§ **What is being asked**
What you give back must match the records below exactly, apart from the pictures, which are omitted.

(Records from a collection)
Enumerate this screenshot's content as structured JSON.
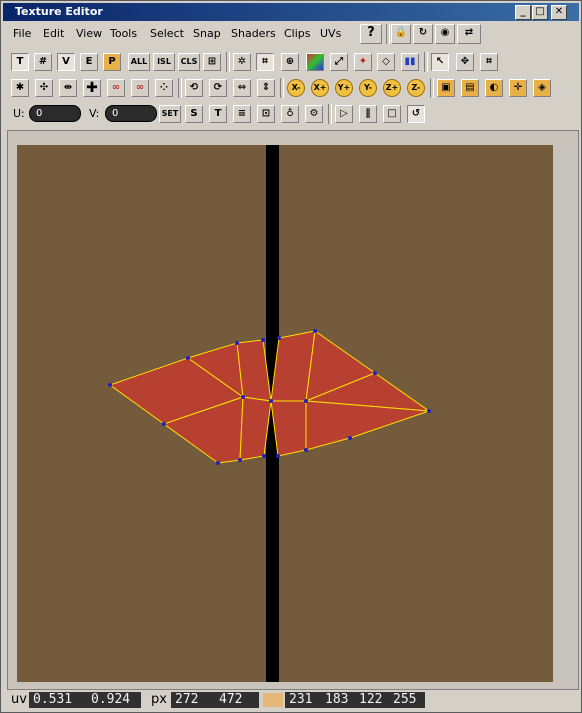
{
  "window": {
    "title": "Texture Editor",
    "controls": [
      "_",
      "□",
      "✕"
    ]
  },
  "menu": [
    "File",
    "Edit",
    "View",
    "Tools",
    "Select",
    "Snap",
    "Shaders",
    "Clips",
    "UVs"
  ],
  "toolbar1": {
    "left": [
      "T",
      "#",
      "V",
      "E",
      "P",
      "ALL",
      "ISL",
      "CLS"
    ],
    "right_labels": [
      "?"
    ]
  },
  "uv_fields": {
    "u_label": "U:",
    "u_value": "0",
    "v_label": "V:",
    "v_value": "0",
    "set_label": "SET"
  },
  "axis_buttons": [
    "X-",
    "X+",
    "Y+",
    "Y-",
    "Z+",
    "Z-"
  ],
  "status": {
    "uv_label": "uv",
    "u": "0.531",
    "v": "0.924",
    "px_label": "px",
    "px_x": "272",
    "px_y": "472",
    "color_r": "231",
    "color_g": "183",
    "color_b": "122",
    "color_a": "255",
    "swatch_color": "#e7b77a"
  },
  "colors": {
    "canvas": "#735b3b",
    "mesh_fill": "#b84030",
    "mesh_edge": "#ffe000",
    "vertex": "#2020c0",
    "seam": "#000000"
  }
}
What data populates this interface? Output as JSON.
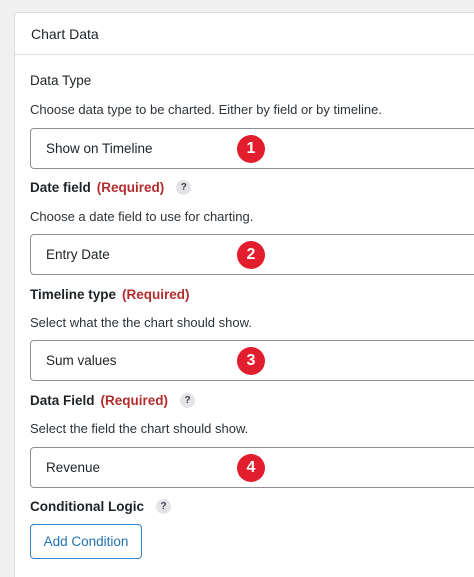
{
  "panel": {
    "title": "Chart Data"
  },
  "data_type": {
    "label": "Data Type",
    "description": "Choose data type to be charted. Either by field or by timeline.",
    "value": "Show on Timeline",
    "badge": "1"
  },
  "date_field": {
    "label": "Date field",
    "required": "(Required)",
    "help": "?",
    "description": "Choose a date field to use for charting.",
    "value": "Entry Date",
    "badge": "2"
  },
  "timeline_type": {
    "label": "Timeline type",
    "required": "(Required)",
    "description": "Select what the the chart should show.",
    "value": "Sum values",
    "badge": "3"
  },
  "data_field": {
    "label": "Data Field",
    "required": "(Required)",
    "help": "?",
    "description": "Select the field the chart should show.",
    "value": "Revenue",
    "badge": "4"
  },
  "conditional_logic": {
    "label": "Conditional Logic",
    "help": "?",
    "button_label": "Add Condition"
  },
  "colors": {
    "badge": "#e11d2e",
    "required": "#b32d2e",
    "button_text": "#2271b1"
  }
}
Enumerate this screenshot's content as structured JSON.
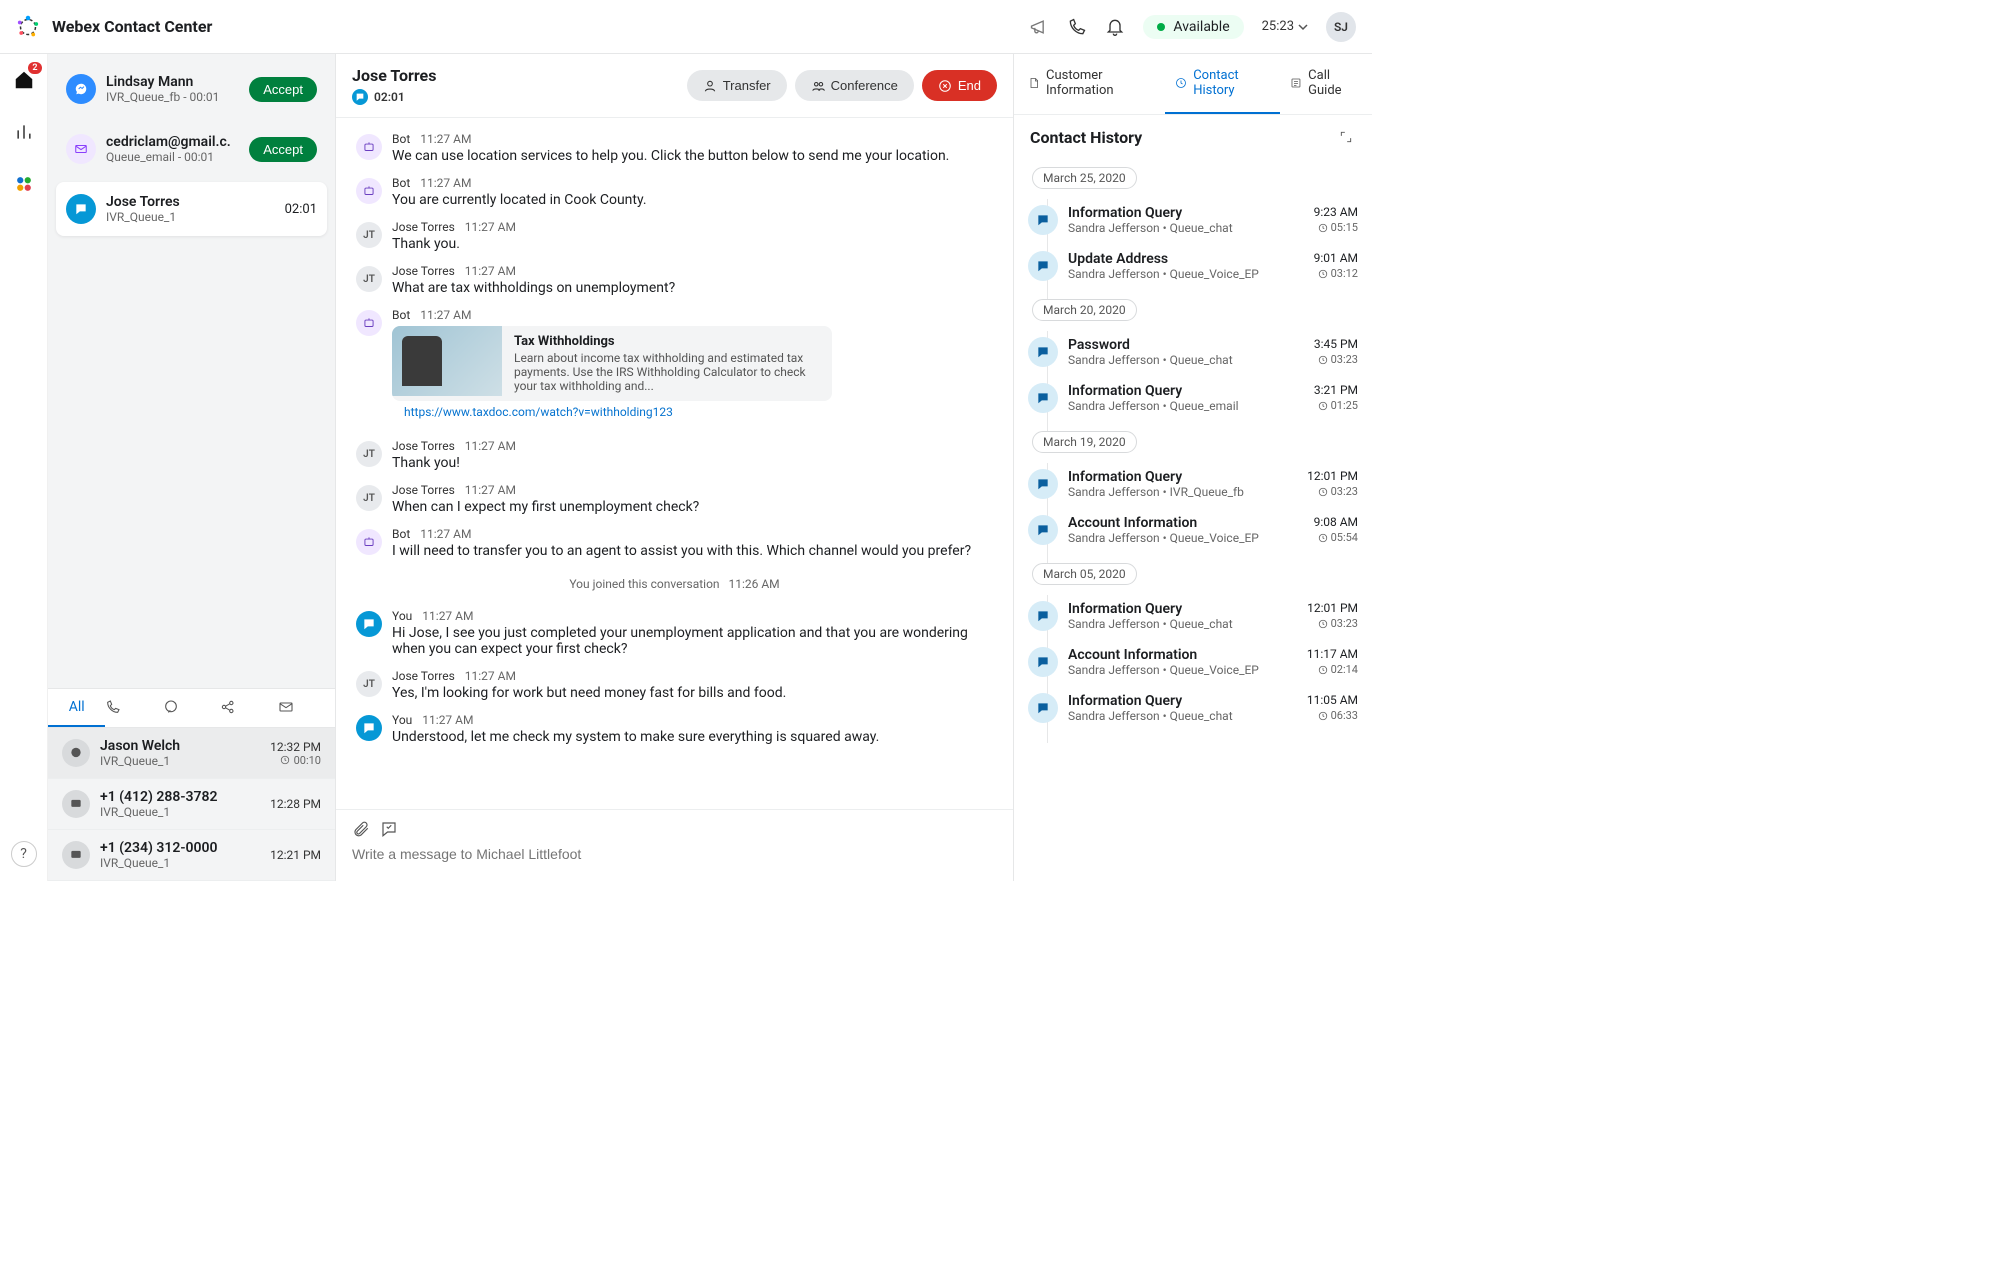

§ **Your solution**
Enumerate this screenshot's content as structured JSON.
{
  "window": {
    "title": "Texture Editor",
    "controls": [
      "_",
      "□",
      "✕"
    ]
  },
  "menu": [
    "File",
    "Edit",
    "View",
    "Tools",
    "Select",
    "Snap",
    "Shaders",
    "Clips",
    "UVs"
  ],
  "toolbar1": {
    "left": [
      "T",
      "#",
      "V",
      "E",
      "P",
      "ALL",
      "ISL",
      "CLS"
    ],
    "right_labels": [
      "?"
    ]
  },
  "uv_fields": {
    "u_label": "U:",
    "u_value": "0",
    "v_label": "V:",
    "v_value": "0",
    "set_label": "SET"
  },
  "axis_buttons": [
    "X-",
    "X+",
    "Y+",
    "Y-",
    "Z+",
    "Z-"
  ],
  "status": {
    "uv_label": "uv",
    "u": "0.531",
    "v": "0.924",
    "px_label": "px",
    "px_x": "272",
    "px_y": "472",
    "color_r": "231",
    "color_g": "183",
    "color_b": "122",
    "color_a": "255",
    "swatch_color": "#e7b77a"
  },
  "colors": {
    "canvas": "#735b3b",
    "mesh_fill": "#b84030",
    "mesh_edge": "#ffe000",
    "vertex": "#2020c0",
    "seam": "#000000"
  }
}
What data populates this interface? Output as JSON.
{
  "panel": {
    "title": "Chart Data"
  },
  "data_type": {
    "label": "Data Type",
    "description": "Choose data type to be charted. Either by field or by timeline.",
    "value": "Show on Timeline",
    "badge": "1"
  },
  "date_field": {
    "label": "Date field",
    "required": "(Required)",
    "help": "?",
    "description": "Choose a date field to use for charting.",
    "value": "Entry Date",
    "badge": "2"
  },
  "timeline_type": {
    "label": "Timeline type",
    "required": "(Required)",
    "description": "Select what the the chart should show.",
    "value": "Sum values",
    "badge": "3"
  },
  "data_field": {
    "label": "Data Field",
    "required": "(Required)",
    "help": "?",
    "description": "Select the field the chart should show.",
    "value": "Revenue",
    "badge": "4"
  },
  "conditional_logic": {
    "label": "Conditional Logic",
    "help": "?",
    "button_label": "Add Condition"
  },
  "colors": {
    "badge": "#e11d2e",
    "required": "#b32d2e",
    "button_text": "#2271b1"
  }
}
Enumerate this screenshot's content as structured JSON.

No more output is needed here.